Surprisingly, new research suggests that it is the younger generation of Brits who are most likely to use the same online password multiple times – leaving themselves more vulnerable to hacking. In particular, anyone using messaging systems to send sensitive information such as bank details, copies of passports or driving licences, or electronic signatures are laying themselves wide open to identity theft – especially if they fail to delete the message promptly afterwards.

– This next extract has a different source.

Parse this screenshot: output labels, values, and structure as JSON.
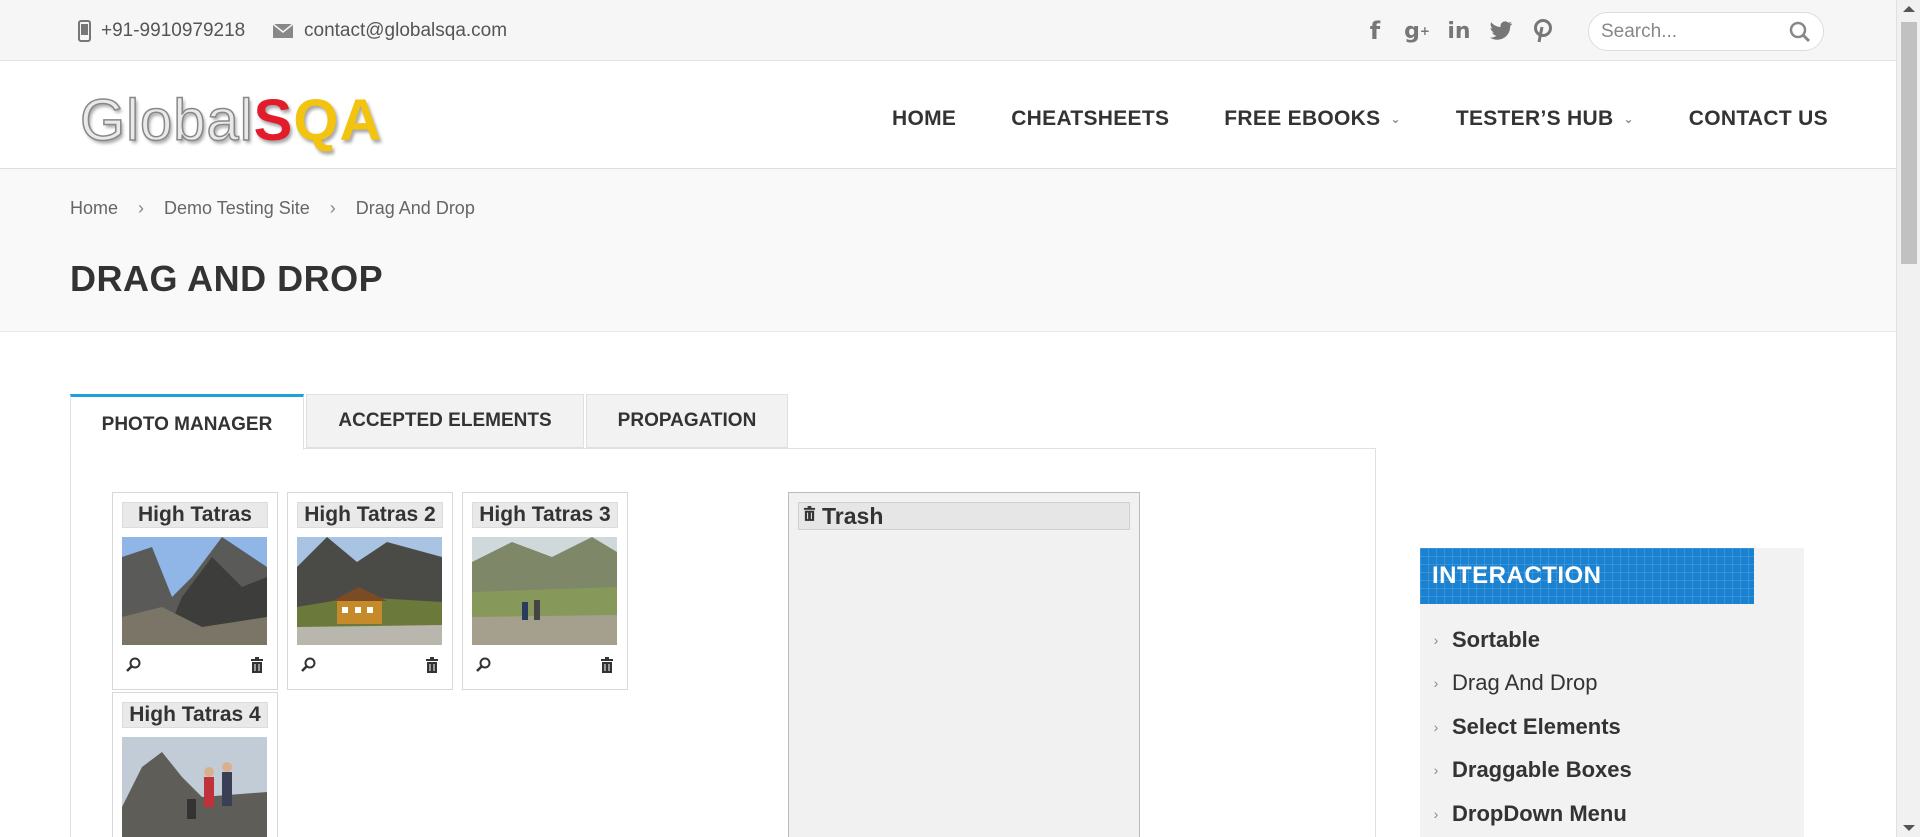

Cyber crooks often try a variety of passwords and log-in details harvested from data breaches, in the same way that housebreakers use a set of skeleton keys. If a user has the same security credentials across several online accounts, it makes an attacker’s life much easier. The smaller-scale email service providers, in particular, are often less well protected against incursions. As well as employing multiple passwords, it is advisable for users to utilise two-factor authentication and not to reference anything that might appear on their social media accounts – such as the names of family, pets or football teams.
The underlying message is that everyone should take our cybersecurity as seriously as they do the safety of their home or their personal health and wellbeing.
Read more at http://www.bbc.co.uk/news/technology-43128072